Steve has spent more than thirty years developing his strategy for animal personhood. After starting his career as a criminal defense lawyer, he was inspired by Peter Singer’s Animal Liberation to dedicate himself to justice for animals. He helped pioneer the study of animal rights law, in the 1980s, and he was the first person to teach it at Harvard Law School, in 2000. Steve began developing his animal personhood strategy after struggling with ineffective welfare laws and regulations that do not keep animals out of abusive environments. Unlike welfare statutes, legal personhood would give animals irrevocable protections that recognize the animals’ critical needs to live in the wild and to not be owned or abused.
Our films, such as Don't Look Back with Bob Dylan and The War Room on Clinton’s first presidential campaign, are known for following exceptionally talented and passionate people who have devoted their lives to a particular pursuit. For the past four years, we have watched Steve pursue his lifelong dream to giving animals legal rights. We’ve seen the countless hurdles he’s faced, such as losing his first two chimpanzee plaintiffs, and have been there with him for moments that have moved us in ways we had not anticipated, like when Kanzi the bonobo spoke to us though his lexicon board.
Steve is determined to change the legal system, and his optimism and perseverance may very well do it. Already Steve’s lawsuits have brought animal personhood to the forefront of the conversation surrounding our society’s relationship with animals. The science is on his side and our culture is shifting. We believe that years from now, Steve’s lawsuits will be seen as a landmark moment that changed the course of the animal rights movement. Looking to the future, Steve describes his work, “Our lawsuits are not the end, or even the beginning of the end, but they are the end of the beginning.”
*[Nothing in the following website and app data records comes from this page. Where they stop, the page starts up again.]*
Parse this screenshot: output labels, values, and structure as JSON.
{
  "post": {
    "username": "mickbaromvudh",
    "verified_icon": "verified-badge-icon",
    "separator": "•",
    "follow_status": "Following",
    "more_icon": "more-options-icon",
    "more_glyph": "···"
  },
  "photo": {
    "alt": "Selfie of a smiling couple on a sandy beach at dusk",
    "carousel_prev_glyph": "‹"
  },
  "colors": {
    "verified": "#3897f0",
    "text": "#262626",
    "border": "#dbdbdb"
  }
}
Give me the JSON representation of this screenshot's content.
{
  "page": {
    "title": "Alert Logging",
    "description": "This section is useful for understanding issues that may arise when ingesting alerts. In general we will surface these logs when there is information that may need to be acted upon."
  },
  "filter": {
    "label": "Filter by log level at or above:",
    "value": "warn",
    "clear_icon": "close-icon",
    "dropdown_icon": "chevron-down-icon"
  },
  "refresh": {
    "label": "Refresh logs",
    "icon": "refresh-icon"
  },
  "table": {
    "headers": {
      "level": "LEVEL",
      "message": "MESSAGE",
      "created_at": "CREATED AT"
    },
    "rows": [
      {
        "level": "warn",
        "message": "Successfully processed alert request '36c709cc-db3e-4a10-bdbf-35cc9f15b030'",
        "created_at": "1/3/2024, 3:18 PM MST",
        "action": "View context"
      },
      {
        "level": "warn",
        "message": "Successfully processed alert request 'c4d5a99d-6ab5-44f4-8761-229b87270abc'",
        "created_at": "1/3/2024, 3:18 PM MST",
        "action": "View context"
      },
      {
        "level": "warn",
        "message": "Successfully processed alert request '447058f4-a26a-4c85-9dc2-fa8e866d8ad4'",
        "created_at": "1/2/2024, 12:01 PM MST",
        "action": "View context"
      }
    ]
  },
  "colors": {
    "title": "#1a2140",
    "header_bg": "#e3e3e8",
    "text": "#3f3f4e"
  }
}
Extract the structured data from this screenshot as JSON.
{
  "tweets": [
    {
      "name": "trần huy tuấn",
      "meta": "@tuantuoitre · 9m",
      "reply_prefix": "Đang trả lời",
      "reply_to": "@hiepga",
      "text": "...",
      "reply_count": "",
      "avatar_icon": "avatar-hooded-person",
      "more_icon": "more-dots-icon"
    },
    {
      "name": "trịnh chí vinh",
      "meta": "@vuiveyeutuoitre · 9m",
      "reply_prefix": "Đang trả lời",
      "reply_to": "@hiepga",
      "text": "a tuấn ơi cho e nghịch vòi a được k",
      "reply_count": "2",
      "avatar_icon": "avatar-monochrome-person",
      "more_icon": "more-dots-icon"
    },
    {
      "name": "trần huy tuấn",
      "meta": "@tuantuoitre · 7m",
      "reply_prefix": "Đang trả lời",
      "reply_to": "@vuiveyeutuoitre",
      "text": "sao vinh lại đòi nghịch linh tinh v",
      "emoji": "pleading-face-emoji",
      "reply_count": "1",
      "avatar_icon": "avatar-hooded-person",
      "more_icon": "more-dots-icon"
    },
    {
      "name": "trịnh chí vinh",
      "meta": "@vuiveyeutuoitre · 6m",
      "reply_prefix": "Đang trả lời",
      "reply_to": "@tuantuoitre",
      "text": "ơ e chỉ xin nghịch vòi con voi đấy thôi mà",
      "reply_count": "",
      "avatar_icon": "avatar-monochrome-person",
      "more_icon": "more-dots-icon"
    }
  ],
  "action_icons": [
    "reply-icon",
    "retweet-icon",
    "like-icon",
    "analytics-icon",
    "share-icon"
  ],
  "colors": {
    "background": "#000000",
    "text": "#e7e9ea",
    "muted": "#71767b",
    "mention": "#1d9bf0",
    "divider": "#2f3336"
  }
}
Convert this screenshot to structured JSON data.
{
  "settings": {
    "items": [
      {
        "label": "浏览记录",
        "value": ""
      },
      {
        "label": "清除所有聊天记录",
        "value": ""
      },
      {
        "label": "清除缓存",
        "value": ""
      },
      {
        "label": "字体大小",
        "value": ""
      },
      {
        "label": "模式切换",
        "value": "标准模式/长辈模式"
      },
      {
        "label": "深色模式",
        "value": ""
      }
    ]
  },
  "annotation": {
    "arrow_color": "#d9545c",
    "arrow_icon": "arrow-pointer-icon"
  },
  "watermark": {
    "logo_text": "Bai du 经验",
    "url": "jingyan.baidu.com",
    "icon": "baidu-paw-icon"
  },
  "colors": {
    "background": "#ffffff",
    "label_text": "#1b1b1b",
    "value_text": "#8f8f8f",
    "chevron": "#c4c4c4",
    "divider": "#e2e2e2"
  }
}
Our goal is that Unlocking the Cage will ultimately inspire people to think differently about animals and why they deserve protection. During the making of this film we visited many wonderful sanctuaries begun by people who have dedicated their lives to rescuing chimpanzees and bonobos. We hope that the film can be used to support these primates and that ultimately our chimpanzee subjects will find a final home there with other chimpanzees.